:: Task objective ::
Determine how many lines in the records include "Update". Write the number and nothing more.

⁂

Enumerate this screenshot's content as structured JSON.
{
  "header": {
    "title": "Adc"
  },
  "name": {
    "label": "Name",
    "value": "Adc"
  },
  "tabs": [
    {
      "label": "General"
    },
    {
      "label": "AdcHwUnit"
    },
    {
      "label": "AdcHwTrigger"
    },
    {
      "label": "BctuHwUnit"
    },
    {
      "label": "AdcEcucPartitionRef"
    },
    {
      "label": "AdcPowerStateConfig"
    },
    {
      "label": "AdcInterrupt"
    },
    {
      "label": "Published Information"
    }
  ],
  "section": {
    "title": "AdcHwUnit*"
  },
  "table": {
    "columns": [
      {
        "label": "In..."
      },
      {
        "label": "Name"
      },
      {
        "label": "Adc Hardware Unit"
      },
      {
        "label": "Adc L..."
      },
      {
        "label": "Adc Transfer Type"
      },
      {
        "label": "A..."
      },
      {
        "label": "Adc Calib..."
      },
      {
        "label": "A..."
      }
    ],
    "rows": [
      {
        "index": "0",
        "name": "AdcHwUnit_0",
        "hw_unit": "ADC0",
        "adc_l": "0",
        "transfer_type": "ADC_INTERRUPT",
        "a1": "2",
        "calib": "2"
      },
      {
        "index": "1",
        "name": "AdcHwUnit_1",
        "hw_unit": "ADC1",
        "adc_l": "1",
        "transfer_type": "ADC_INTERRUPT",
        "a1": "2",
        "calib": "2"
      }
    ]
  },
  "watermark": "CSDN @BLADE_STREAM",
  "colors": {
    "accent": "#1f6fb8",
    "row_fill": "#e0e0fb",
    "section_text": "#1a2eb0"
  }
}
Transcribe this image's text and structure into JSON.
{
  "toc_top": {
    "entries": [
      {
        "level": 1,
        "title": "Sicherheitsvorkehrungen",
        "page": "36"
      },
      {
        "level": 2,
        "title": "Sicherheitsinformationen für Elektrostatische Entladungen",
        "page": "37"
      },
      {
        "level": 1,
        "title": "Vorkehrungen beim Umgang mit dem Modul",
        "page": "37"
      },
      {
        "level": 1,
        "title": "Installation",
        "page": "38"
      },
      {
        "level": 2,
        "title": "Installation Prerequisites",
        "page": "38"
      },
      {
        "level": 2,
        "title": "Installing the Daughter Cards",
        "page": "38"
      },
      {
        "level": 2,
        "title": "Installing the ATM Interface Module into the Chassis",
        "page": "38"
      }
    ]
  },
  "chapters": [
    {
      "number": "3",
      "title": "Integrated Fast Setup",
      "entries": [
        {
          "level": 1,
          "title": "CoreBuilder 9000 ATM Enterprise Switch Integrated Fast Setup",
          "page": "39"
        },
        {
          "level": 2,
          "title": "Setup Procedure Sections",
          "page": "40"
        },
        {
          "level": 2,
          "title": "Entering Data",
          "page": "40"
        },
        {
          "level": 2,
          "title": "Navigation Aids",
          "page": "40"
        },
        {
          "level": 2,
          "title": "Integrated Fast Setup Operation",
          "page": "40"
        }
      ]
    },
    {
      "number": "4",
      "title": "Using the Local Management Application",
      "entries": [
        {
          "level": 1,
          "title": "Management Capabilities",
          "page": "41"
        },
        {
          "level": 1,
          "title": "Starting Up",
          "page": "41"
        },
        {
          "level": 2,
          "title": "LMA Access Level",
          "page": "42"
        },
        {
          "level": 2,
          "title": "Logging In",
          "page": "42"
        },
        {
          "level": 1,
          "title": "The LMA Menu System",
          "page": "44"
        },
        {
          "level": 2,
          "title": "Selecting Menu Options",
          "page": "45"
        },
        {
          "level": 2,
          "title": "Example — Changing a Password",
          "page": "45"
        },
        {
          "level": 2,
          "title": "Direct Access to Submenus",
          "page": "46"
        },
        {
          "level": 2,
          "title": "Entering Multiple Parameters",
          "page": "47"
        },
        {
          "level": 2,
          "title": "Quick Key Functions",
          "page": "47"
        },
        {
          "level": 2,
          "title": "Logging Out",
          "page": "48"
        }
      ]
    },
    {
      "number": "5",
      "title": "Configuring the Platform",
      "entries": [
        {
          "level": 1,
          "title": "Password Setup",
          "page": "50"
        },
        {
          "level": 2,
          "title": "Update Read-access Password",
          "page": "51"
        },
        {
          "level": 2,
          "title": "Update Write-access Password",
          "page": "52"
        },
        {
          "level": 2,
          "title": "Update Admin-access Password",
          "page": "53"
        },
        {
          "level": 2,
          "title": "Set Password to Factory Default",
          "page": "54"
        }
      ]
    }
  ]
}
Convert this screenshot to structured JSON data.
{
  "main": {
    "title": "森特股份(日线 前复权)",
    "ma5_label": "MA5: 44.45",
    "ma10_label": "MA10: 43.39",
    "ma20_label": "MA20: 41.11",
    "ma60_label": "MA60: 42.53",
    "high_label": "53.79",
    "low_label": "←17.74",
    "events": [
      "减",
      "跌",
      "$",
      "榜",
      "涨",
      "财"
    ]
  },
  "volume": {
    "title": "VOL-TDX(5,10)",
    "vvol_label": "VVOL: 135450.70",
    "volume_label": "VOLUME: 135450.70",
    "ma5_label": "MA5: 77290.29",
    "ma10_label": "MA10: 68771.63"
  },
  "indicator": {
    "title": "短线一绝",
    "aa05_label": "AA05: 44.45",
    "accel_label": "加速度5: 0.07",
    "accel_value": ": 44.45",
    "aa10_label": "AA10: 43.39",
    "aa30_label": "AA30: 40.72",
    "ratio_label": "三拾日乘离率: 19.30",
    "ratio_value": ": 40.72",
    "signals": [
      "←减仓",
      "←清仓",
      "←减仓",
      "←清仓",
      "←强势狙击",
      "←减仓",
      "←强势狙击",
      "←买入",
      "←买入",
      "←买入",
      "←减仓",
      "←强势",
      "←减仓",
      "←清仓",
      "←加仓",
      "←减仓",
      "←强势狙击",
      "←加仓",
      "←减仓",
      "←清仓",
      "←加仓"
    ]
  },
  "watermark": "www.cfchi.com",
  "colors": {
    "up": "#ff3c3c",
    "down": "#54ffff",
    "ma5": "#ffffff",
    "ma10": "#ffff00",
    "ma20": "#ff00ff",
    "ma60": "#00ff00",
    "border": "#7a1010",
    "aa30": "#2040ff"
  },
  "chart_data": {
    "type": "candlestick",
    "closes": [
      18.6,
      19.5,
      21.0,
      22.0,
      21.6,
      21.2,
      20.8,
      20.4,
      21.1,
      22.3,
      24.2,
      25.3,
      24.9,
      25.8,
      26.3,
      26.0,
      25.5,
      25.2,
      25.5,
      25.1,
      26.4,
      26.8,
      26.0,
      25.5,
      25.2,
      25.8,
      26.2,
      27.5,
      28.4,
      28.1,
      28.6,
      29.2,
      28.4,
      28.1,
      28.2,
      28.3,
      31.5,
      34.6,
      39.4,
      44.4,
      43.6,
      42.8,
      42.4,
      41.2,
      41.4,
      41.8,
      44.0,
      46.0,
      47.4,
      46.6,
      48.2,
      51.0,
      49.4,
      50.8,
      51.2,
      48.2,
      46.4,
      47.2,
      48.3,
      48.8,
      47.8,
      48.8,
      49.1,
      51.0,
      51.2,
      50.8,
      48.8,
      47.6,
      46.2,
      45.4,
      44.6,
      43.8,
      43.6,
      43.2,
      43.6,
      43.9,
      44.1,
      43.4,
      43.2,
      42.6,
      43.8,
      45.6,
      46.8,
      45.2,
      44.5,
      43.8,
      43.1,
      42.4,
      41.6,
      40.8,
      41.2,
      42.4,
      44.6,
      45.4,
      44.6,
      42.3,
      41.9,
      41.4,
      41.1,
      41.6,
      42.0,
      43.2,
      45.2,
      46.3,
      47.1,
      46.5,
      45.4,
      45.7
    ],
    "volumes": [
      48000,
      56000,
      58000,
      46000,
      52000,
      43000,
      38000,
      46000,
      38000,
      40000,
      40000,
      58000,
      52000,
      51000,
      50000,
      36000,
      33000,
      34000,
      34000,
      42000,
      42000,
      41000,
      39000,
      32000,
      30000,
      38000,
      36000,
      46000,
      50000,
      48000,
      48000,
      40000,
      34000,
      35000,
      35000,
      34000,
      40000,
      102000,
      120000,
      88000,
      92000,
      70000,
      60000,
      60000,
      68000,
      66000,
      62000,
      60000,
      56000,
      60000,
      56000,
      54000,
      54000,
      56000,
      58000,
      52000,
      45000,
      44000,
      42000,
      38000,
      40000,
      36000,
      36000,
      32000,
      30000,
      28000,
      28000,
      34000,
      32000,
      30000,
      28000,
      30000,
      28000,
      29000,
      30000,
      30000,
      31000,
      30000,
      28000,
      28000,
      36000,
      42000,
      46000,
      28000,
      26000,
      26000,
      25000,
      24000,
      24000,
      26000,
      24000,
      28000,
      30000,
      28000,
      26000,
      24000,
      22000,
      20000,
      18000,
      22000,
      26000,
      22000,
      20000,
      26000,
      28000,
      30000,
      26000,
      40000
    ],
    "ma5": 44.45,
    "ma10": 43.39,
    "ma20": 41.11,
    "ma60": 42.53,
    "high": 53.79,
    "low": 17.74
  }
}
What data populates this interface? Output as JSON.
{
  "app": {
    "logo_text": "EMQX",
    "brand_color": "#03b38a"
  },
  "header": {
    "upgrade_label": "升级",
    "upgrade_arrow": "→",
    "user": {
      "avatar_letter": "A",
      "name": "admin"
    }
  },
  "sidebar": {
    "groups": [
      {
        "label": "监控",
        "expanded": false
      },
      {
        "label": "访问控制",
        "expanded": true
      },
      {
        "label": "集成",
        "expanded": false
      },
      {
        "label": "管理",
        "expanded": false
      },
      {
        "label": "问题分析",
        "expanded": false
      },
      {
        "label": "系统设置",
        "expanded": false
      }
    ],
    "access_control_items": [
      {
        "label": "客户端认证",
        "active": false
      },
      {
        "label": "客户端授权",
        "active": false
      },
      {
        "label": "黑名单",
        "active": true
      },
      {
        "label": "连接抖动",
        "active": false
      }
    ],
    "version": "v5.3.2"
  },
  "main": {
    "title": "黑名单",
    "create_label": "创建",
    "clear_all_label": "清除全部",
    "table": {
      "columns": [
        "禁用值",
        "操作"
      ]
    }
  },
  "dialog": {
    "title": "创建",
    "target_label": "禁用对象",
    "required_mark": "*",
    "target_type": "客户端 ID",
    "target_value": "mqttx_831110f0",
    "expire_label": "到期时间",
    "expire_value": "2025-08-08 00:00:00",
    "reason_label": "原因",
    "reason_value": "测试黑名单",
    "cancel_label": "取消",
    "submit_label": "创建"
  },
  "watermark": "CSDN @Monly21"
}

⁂

:: Reply to the exercise ::
3